Hundred-word Reviews for December 2021: Archival Releases

This has been a good year for archival and reissue releases. It’s been quite a while since I’ve done a roundup of those, so here’s one to help bring the year to a close. John Coltrane – A Love Supreme: Live in Seattle The importance of John Coltrane upon the direction of jazz can’t be

Album Review: Dave Liebman Expansions — Selflessness

Selflessness isn’t saxophonist Dave Liebman’s first tribute to John Coltrane, but as Lewis Porter’s liner notes explain, it’s the first of those in which he works with his current band rather than a one-off assemblage. And the result of this approach is a natural, unforced session in which there’s a kind of preternatural, unspoken communication

Musoscribe’s Best of 2019: Reissue/archival Releases

2019 was another great year for reissue and archival releases. A few stood out as especially noteworthy; those are listed and briefly described) below. More details (my reviews, interviews … that sort of thing) can be found by clicking the links below each. The Black Watch – 31 Years of Obscurity I wasn’t familiar John

My Favorite Year: ‘Coltrane ‘58: The Prestige Recordings’

1958 was a landmark year for saxophonist John Coltrane, and by extension for jazz as a whole as well. Coltrane had made his first recordings (in Hawaii with fellow Navy servicemen) some 12 years earlier, and played as a sideman with Miles Davis and Thelonious Monk in the middle 1950s. and didn’t begin recording under
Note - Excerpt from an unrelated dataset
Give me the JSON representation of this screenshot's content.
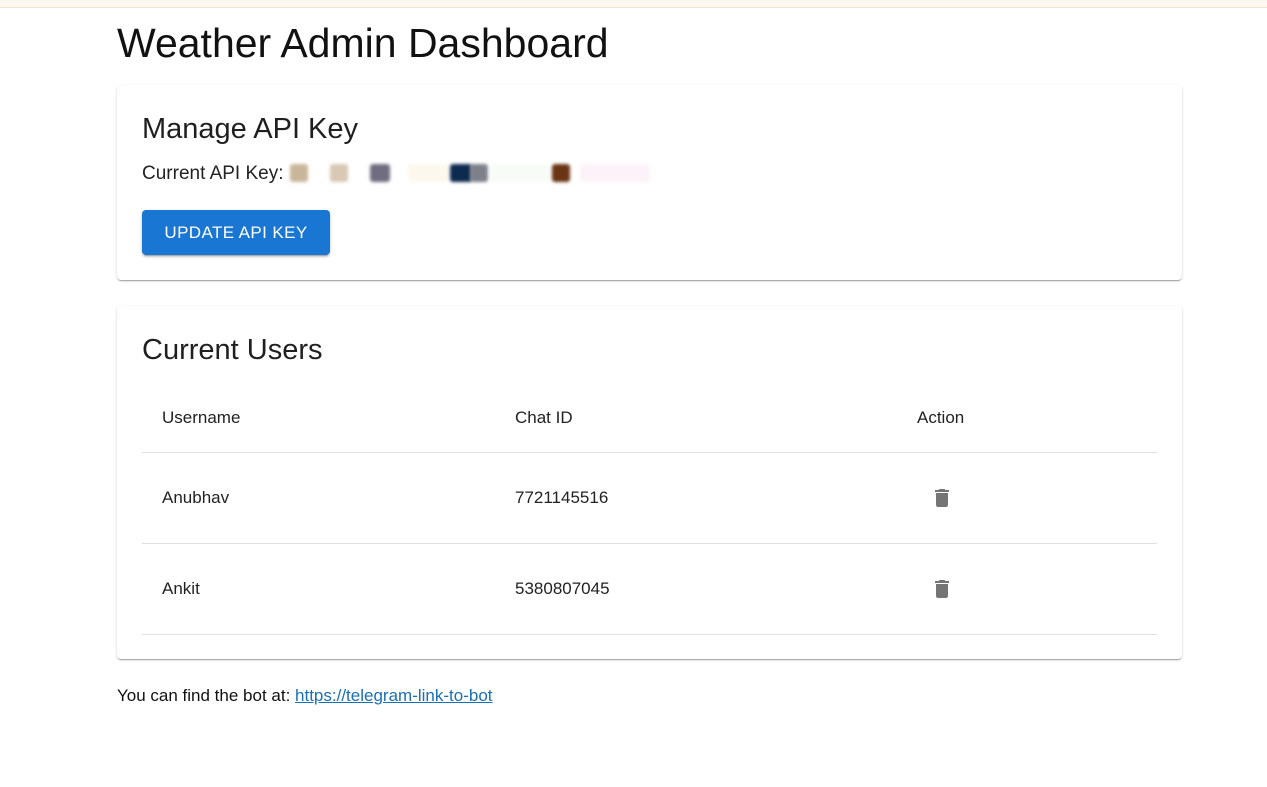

Album Review: Miles Davis & John Coltrane — The Final Tour

Miles Davis’ 1960 tour with John Coltrane ranks among the most historically significant series of concerts by either of those artists. And that’s saying something, in light of each musician’s landmark importance. The Davis estate has, in recent years, been releasing sets of recordings under the banner of “The Bootleg Series,” because many of these

Hundred-word Reviews for Nov./Dec. 2016, Part 4 of 10

Happy Thanksgiving. Here are five more quick reviews. Today it’s all jazz. John Surman et. al. – Morning Glory If your tastes extend toward free and modal jazz – think Ornette Coleman, for example – then a new reissue of this 1973 live album may be just the thing for you. Alternating between high-flying musical

Hundred Word Reviews for May 2015, Part 7

It’s an all-jazz-legends day here on Musoscribe: three new compilations and two reissues document some important music from some of jazz’s innovators. The Elvin Jones Jazz Machine – Remembrance Post-bop drummer Elvin Jones launched his recording career in the late 1940s as a sideman with Billy Mitchell; he’d go on to play on well over

Catching Up With Modern Jazz, Part One

As many readers know, I’m a relative latecomer to appreciation of jazz. Other than a copy of Weather Report‘s Heavy Weather LP, my record collection was all but jazz-free until I picked up a good condition (monaural) vinyl copy of Cannonball Adderley‘s Somethin’ Else at a garage sale sometime in the early 90s. Though it